When I was finally able to get back to this project the first task was to edit the tracks. This meant fitting all the parts together, eliminating certain sections, moving things around so that the overall effect was what I was looking for.
I decided I wanted to add a few more musical elements to it, but keeping in line with my ‘acoustic only’ concept I planned on some acoustic guitar and alto saxophone. The saxophone parts were recorded on a Grafton acrylic Alto Saxophone, a rare instrument that I am fortunate to have passed on to me by a former parishioner, Al Dawe. I recorded these tracks, with the assistance of my daughter who also does her own recording and producing, in my basement studio using an RCA BK5 microphone, which I obtained from my Uncle Lyndy Olson’s collection. This gave me the smooth vintage sound I was looking for.
The guitar was recorded at the Hedlin family cabin at Christopher Lake, SK. I took advantage of the quiet atmosphere up there to record the guitar, much of which was harmonics (thus quite quiet). Following this I edited the sax and guitar parts and that left the final stage – mixing.
Getting the right balance of instruments and voice, along with the right reverbs and EQ for each track, this was a big part of making this project sound the way I wanted it too, this was what made it an ‘ambient’ recording as far as I am concerned.
The final stage involved my friend Mark Schmidt (pictured above in his studio), who helped polish the mixes. Then Mark did the mastering of the project, the final shaping of the audio tracks in preparation for duplication and digital distribution. Mark’s contribution was significant, his work gave the project its smooth yet detailed sound.

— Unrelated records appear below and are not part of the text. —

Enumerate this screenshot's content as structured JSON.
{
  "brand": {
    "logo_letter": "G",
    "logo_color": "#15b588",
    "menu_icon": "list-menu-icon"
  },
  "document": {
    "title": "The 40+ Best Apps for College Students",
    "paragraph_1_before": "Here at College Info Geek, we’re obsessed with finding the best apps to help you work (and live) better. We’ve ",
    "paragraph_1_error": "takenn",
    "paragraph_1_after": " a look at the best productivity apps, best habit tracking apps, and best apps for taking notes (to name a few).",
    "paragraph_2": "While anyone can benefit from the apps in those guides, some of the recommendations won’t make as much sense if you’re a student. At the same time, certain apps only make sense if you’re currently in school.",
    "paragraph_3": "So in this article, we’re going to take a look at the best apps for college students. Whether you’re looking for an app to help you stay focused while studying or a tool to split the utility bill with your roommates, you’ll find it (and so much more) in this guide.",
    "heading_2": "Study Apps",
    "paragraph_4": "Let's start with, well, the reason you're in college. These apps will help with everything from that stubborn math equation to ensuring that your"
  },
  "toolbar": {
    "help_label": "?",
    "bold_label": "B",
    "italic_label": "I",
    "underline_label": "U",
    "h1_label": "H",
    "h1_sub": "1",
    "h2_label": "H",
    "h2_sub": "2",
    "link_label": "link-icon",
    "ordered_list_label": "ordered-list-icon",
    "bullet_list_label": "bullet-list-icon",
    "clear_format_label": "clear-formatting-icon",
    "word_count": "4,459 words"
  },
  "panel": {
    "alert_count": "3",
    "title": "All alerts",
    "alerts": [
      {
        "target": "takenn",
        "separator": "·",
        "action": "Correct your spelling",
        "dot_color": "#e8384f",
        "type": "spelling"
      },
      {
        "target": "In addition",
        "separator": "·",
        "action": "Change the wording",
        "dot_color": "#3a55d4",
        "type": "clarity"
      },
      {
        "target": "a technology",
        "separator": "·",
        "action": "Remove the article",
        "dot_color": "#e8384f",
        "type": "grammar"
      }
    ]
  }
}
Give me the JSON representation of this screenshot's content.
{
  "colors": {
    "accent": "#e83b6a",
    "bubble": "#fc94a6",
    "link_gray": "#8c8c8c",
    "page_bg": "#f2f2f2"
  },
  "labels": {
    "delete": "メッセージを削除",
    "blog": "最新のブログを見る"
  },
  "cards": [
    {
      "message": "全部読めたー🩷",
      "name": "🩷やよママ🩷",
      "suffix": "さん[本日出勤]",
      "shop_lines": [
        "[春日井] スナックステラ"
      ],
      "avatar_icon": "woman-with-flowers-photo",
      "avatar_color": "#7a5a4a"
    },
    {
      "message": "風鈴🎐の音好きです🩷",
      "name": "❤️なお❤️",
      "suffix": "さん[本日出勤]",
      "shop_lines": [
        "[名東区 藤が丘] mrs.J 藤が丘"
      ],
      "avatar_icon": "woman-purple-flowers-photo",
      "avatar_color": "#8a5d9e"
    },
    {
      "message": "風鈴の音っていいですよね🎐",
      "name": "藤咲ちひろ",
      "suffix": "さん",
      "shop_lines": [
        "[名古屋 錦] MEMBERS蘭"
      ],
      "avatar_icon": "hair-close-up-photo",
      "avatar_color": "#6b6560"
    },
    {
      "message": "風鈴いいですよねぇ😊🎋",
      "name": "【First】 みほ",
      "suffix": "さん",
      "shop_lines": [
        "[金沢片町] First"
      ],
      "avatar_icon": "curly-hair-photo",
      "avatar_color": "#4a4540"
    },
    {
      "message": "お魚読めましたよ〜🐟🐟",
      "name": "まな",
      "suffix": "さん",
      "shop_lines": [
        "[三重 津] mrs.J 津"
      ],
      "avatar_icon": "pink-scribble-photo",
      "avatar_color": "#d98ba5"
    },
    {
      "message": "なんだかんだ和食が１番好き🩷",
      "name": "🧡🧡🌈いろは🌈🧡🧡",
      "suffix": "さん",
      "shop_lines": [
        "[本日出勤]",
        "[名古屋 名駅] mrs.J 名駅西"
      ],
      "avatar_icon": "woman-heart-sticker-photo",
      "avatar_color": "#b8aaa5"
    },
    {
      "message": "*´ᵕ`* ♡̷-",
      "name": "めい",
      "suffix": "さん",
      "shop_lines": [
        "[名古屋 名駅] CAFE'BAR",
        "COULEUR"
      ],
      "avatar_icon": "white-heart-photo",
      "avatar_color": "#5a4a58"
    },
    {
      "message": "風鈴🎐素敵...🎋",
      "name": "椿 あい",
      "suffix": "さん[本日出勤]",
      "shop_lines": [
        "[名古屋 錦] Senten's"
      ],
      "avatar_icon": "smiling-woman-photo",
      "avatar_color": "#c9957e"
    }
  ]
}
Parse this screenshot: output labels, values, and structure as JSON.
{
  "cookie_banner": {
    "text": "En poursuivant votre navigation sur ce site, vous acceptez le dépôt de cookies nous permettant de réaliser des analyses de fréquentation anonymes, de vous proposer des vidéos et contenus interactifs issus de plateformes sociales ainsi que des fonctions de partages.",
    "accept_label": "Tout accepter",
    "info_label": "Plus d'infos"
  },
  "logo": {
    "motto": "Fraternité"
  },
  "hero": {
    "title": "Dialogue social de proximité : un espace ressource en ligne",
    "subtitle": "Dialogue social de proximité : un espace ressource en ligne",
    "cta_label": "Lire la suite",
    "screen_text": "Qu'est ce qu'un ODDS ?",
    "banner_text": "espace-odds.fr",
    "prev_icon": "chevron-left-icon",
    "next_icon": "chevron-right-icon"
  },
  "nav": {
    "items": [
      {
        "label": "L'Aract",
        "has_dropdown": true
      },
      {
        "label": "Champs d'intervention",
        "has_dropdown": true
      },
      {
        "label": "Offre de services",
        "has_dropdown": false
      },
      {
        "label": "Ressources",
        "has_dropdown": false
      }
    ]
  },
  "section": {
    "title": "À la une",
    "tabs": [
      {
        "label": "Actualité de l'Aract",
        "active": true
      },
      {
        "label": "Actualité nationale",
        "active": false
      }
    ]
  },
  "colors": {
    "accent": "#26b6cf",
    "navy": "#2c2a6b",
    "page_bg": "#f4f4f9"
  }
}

I should mention that I have been working on the graphics for the album on and off over the past year. Graphic design is a very different process than music production, but I find it an enjoyable creative outlet as well. The cover is a digitally manipulated photo of myself standing in the ocean during a sunset (my wife Beth took the picture). Inside are pictures of the 4 acoustic instruments used on the recording (taken by myself) and a photo of Kari and myself taken by the talented Regina photographer Andrea Norberg. The striking abstract artwork is from a Montreal street artist, whose name I could not recall (if I ever knew it). This was purchased by me on the Greystone Singers Eastern tour – the very tour that Beth and I became more than friends. So that’s the story of “Swimming in the Heart of the Sun” – I hope you check it out! (My next post will detail how people are able to obtain a copy of this album, either a physical CD or a digital download).